Yet Hiller lays bare some shadings that make Gerry more interesting than a limp-wristed, catty drama queen. We learn about how he struggled with the realization that as a child growing up in Georgia he felt exceedingly different, and not in a way that he could fix. And, now, as an adult, he still feels like an outsider – lonely and unloved. And while he doesn’t question or begrudge those who choose it, gay marriage? It’s not for him.

Jeff Hiller in 'Bright Colors and Bold Patterns.' Photo by C. Stanley Photography.
Jeff Hiller in ‘Bright Colors and Bold Patterns.’ Photo by C. Stanley Photography.

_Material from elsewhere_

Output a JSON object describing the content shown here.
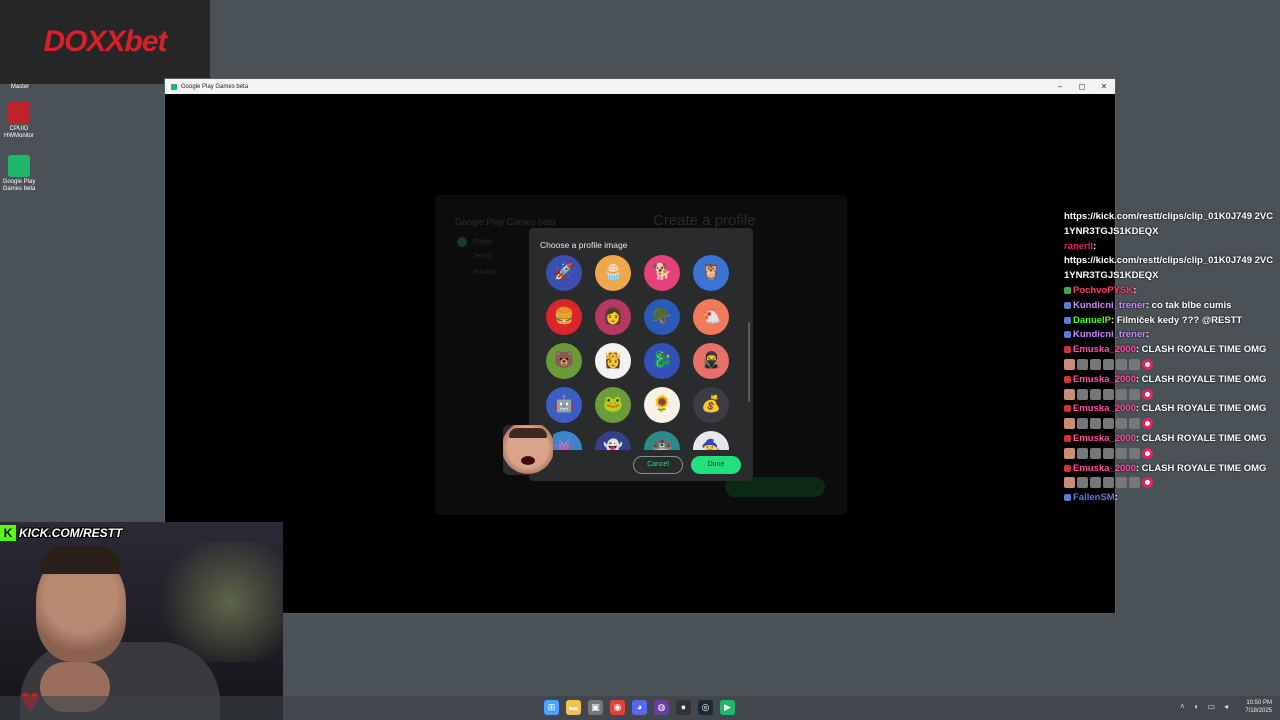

Bright Colors and Bold Patterns is excessively fun and funny, but it also deepens the conversation about gay rights and marriage equality – it’s a choice, not a requirement or sentence. So when Gerry asks: “All of a sudden we’re in this to be normal, whatever that means. It that really the goal?” his voice hits a plaintive note. In the end, though, Gerry leaves with a dull ache. It might be a hangover, but more likely it’s a bruised heart aching for love.

But, beyond that revelatory moment, it’s hard not to love – and laugh out loud at – Droege’s one-liners and aphorisms: “You’re shy? Sorry, you’re an adult, not a child. Try harder.” “This [inane pop culture references from the ‘90s] matters to us like venture capitalism matters to you.” “Presbyterians are known as the chosen frozen.” And, “Bright colors are Laura Ashley for God hates fags.” Catty? Absolutely. Gerry has the answer: “We celebrate this while we make fun of them. Honey, that’s called gay.”   

Running Time: 80 minutes, without intermission.

Bright Colors and Bold Patterns plays through July 28, 2019, at Studio Theatre, 1501 14th Street NW, Washington, DC. Purchase tickets online.

Previous article2019 Capital Fringe Review: ‘Our Town Plus Zombies’
Next article2019 Capital Fringe Review: ‘Oizys in the Waiting Room’
Lisa Traiger
An arts journalist since 1985, Lisa Traiger writes frequently on the performing arts for Washington Jewish Week and other local and national publications, including Dance, Pointe, and Dance Teacher. She also edits From the Green Room, Dance/USA’s online eJournal. She was a freelance dance critic for The Washington Post Style section from 1997-2006. As arts correspondent, her pieces on the cultural and performing arts appear regularly in the Washington Jewish Week where she has reported on Jewish drum circles, Israeli folk dance, Holocaust survivors, Jewish Freedom Riders, and Jewish American artists from Ben Shahn to Rodgers and Hammerstein, Stephen Sondheim to Y Love, Anna Sokolow to Liz Lerman. Her dance writing can also be read on DanceViewTimes.com. She has written for Washingtonian, The Forward, Moment, Dance Studio Life, Stagebill, Sondheim Review, Asian Week, New Jersey Jewish News, Atlanta Jewish Times, and Washington Review. She received two Simon Rockower Awards for Excellence in Arts Criticism from the American Jewish Press Association; a 2009 shared Rockower for reporting; and in 2007 first-place recognition from the Maryland-Delaware-D.C. Press Association. In 2003, Traiger was a New York Times Fellow in the Institute for Dance Criticism at the American Dance Festival in Durham, N.C. She holds an M.F.A. in choreography from the University of Maryland, College Park, and has taught dance appreciation at the University of Maryland and Montgomery College, Rockville, Md. Traiger served on the Dance Critics Association Board of Directors from 1991-93, returned to the board in 2005, and served as co-president in 2006-2007. She was a member of the advisory board of the Dance Notation Bureau from 2008-2009.